> The problem
Wherever the word "Влад" occurs in the listing below, copy that whole line.

> Data to use
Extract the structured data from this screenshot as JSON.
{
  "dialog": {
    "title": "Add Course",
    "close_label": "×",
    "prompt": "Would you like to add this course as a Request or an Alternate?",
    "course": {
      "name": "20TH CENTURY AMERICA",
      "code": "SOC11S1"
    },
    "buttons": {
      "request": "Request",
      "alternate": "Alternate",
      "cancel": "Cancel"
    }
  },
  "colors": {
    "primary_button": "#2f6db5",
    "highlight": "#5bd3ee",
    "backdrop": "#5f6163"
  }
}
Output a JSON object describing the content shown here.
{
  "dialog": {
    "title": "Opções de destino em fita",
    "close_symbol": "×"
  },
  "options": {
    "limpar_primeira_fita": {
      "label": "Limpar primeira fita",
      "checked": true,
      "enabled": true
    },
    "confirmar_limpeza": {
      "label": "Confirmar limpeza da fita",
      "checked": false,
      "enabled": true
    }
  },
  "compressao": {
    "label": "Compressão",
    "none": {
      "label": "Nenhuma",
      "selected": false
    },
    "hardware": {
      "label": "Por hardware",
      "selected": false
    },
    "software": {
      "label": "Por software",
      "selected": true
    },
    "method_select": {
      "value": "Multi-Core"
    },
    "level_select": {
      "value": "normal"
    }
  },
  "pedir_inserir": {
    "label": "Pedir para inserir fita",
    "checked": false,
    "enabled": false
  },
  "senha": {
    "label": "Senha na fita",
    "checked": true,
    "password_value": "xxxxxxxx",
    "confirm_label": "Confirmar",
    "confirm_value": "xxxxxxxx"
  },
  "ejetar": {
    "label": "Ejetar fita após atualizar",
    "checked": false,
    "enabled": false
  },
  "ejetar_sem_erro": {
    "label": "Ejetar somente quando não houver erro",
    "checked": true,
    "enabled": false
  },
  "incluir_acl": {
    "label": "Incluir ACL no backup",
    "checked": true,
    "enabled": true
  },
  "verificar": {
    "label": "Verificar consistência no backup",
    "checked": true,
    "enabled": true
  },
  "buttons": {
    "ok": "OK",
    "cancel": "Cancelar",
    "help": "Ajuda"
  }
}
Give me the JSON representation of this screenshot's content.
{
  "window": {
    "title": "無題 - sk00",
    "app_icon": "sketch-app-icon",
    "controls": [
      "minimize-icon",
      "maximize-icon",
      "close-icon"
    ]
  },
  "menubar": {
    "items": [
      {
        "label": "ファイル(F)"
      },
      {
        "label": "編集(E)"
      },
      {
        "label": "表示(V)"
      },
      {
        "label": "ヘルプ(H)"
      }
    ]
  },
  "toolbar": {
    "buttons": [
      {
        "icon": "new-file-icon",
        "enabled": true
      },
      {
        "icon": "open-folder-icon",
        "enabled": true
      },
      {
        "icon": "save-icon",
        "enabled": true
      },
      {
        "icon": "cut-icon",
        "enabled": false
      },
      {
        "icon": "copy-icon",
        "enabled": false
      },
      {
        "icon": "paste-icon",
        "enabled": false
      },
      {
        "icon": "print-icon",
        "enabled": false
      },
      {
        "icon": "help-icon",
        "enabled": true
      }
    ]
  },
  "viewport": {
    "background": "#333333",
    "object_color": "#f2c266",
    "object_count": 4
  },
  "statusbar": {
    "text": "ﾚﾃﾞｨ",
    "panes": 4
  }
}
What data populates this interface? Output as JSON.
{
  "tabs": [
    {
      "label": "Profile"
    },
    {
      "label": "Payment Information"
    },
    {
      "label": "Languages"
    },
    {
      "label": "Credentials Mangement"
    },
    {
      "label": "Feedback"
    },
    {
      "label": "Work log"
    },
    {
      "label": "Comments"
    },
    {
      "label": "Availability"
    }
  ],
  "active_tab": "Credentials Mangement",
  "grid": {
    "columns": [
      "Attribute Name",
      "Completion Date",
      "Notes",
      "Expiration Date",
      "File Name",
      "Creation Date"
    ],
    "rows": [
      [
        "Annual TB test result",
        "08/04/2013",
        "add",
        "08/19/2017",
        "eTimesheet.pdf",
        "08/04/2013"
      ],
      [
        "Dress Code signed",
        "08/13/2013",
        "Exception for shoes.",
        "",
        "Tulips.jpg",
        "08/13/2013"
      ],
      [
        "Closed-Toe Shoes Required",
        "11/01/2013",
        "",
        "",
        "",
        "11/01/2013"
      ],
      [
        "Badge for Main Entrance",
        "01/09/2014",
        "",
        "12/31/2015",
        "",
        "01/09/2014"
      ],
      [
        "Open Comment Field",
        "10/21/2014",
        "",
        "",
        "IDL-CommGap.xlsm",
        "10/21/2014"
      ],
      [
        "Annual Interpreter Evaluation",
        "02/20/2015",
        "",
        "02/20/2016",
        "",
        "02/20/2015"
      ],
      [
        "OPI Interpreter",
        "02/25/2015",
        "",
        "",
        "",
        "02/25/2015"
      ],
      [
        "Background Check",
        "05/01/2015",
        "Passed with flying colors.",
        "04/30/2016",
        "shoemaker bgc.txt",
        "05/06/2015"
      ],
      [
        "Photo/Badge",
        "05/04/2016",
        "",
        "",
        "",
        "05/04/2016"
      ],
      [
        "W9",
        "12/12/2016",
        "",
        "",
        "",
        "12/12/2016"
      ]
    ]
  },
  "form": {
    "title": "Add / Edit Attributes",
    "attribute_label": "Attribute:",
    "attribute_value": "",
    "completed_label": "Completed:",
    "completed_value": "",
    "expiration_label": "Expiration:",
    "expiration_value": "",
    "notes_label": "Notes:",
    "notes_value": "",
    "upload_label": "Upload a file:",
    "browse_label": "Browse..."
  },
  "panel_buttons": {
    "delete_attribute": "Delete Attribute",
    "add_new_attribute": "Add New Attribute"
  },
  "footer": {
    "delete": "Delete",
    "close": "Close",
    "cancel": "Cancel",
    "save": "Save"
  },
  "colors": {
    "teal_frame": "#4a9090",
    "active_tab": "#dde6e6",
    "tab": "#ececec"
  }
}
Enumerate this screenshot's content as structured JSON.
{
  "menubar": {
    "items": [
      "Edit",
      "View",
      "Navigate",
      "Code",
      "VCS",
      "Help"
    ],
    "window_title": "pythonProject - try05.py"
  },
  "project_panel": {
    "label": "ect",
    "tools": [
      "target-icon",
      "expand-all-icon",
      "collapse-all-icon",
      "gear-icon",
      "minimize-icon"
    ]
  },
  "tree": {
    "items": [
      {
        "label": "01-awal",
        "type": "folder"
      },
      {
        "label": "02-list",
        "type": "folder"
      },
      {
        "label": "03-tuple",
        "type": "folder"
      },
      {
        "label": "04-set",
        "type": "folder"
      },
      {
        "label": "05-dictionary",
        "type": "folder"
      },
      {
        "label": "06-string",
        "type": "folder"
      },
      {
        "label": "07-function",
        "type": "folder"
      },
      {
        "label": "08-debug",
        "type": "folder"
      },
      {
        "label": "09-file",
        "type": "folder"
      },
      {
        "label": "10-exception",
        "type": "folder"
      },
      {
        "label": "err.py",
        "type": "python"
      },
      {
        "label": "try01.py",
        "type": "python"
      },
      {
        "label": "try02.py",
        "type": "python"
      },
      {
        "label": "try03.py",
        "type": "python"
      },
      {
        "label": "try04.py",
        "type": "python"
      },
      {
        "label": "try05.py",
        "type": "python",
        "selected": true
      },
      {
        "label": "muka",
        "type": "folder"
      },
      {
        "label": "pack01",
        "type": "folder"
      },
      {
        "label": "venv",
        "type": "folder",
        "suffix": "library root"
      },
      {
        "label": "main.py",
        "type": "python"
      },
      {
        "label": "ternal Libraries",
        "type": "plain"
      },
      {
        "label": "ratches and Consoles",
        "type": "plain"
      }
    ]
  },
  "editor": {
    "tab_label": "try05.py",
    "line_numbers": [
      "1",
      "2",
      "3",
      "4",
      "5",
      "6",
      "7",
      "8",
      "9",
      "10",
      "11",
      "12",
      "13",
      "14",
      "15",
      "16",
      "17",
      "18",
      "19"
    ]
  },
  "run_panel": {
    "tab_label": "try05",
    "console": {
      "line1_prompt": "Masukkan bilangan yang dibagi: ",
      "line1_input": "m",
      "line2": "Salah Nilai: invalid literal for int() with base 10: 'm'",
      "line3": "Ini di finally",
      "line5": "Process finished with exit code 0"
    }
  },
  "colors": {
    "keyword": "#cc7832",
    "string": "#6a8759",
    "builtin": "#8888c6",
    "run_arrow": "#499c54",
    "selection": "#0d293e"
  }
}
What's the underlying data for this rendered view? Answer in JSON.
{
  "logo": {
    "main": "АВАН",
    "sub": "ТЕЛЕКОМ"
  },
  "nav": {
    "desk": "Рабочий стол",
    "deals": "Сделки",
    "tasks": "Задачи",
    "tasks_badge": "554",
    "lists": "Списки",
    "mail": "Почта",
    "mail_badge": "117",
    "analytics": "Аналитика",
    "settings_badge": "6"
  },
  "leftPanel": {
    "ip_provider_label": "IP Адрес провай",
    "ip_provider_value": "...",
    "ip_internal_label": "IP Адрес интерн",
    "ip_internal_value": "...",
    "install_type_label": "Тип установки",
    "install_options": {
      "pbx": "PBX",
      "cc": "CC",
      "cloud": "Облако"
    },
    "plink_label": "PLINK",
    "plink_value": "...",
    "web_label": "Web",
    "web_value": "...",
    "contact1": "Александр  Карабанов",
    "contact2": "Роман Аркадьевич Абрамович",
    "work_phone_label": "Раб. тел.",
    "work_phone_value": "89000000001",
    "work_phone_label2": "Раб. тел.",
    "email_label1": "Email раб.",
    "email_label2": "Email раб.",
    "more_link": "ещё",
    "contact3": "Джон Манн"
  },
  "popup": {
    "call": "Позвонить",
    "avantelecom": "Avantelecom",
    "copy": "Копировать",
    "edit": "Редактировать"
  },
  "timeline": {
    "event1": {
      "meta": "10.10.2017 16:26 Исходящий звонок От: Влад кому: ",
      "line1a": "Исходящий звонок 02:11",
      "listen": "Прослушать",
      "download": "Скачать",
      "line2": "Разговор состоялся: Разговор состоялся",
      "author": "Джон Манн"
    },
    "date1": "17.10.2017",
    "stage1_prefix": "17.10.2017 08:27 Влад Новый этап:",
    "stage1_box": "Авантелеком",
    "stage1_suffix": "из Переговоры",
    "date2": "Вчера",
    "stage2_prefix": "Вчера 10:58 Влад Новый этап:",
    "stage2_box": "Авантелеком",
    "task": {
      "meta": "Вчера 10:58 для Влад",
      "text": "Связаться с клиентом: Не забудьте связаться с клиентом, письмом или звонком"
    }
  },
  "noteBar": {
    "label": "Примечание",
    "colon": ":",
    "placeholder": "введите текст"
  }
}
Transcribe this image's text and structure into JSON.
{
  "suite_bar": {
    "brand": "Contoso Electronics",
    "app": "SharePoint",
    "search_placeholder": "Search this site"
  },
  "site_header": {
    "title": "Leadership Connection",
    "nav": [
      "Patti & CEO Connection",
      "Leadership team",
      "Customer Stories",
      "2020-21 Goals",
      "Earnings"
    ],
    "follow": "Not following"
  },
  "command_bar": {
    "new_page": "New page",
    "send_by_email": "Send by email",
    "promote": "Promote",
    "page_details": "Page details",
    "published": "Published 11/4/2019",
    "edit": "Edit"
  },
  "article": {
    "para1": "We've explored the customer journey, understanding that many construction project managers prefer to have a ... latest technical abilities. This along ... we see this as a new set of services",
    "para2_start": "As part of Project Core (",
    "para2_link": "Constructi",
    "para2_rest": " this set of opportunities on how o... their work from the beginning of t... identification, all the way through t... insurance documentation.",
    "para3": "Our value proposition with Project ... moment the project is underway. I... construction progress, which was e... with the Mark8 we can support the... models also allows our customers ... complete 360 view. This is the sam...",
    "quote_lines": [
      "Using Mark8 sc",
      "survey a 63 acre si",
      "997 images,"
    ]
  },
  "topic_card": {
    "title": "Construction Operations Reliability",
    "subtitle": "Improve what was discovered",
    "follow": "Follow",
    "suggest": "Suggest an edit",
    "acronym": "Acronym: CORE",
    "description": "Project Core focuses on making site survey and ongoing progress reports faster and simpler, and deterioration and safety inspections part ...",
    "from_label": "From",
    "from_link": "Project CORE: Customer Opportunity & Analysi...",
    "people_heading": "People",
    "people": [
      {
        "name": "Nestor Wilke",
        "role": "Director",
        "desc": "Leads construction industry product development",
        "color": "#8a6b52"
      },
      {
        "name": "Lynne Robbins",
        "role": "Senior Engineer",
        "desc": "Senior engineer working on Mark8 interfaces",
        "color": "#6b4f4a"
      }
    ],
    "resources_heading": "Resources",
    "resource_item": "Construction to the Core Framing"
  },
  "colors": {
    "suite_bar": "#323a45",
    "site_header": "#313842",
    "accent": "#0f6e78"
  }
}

> Exercise answer
      "meta": "10.10.2017 16:26 Исходящий звонок От: Влад кому: ",
    "stage1_prefix": "17.10.2017 08:27 Влад Новый этап:",
    "stage2_prefix": "Вчера 10:58 Влад Новый этап:",
      "meta": "Вчера 10:58 для Влад",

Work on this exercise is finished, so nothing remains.